Methods 24 men (16 on ART and 8 not on ART) attending an HIV clinic in central London, UK participated in semi-structured interviews (May 2010-February 2011). Thematic analysis was conducted.
Results Era of HIV diagnosis, and meanings ascribed to CD4 cell count and ART influenced men’s attitudes towards starting ART. Men diagnosed with HIV before 2001 considered themselves to be fortunate to be on ART; while those diagnosed later were more likely to have fatalist attitudes and perceived starting ART as resigning to “popping pills for life” and “getting closer to death”. They also experienced resentment and lack of control over their health if they felt physically well but were told to start ART due to low CD4 cell count. Most men believed being on ART with undetectable viral load reduces but does not eliminate HIV infectivity, so engaging in unprotected anal intercourse with non-concordant partners (ncUAI) was considered as reckless. However, some men believed that ART reliably prevents HIV transmission and engaged in ncUAI. Men usually discussed their ART/viral load status with partners prior to engaging in ncUAI but some considered this unnecessary due to the reduced risk of HIV transmission.

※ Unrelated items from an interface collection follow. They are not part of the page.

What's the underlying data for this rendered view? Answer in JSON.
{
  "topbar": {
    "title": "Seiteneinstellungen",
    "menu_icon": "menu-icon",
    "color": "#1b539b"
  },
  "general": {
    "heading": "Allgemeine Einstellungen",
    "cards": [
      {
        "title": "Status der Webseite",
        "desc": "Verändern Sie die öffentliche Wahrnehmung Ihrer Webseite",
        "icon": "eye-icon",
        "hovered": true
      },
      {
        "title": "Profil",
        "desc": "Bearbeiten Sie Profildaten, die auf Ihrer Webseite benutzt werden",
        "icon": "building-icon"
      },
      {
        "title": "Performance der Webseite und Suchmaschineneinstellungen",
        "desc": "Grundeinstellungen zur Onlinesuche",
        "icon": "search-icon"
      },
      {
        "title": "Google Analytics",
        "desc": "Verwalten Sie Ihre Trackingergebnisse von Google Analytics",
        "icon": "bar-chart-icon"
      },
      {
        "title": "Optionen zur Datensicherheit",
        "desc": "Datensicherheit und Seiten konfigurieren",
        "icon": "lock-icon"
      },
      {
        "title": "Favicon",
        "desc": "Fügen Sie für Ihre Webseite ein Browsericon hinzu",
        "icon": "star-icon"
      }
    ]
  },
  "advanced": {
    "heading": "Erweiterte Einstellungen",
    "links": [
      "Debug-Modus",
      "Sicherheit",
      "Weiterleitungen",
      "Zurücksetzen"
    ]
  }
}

Engaging in UAI with HIV+ men with undetectable viral load was also perceived to reduce the risk of HIV super-infection.
Conclusions Health promotion among HIV+ MSM should address fatalistic attitudes towards ART, and negative effects of low CD4 cell count and delaying ART. The limited effectiveness of ART for HIV prevention also needs to be emphasised, along with STI risk.
- ART for HIV prevention
- men who have sex with men
- Qualitative study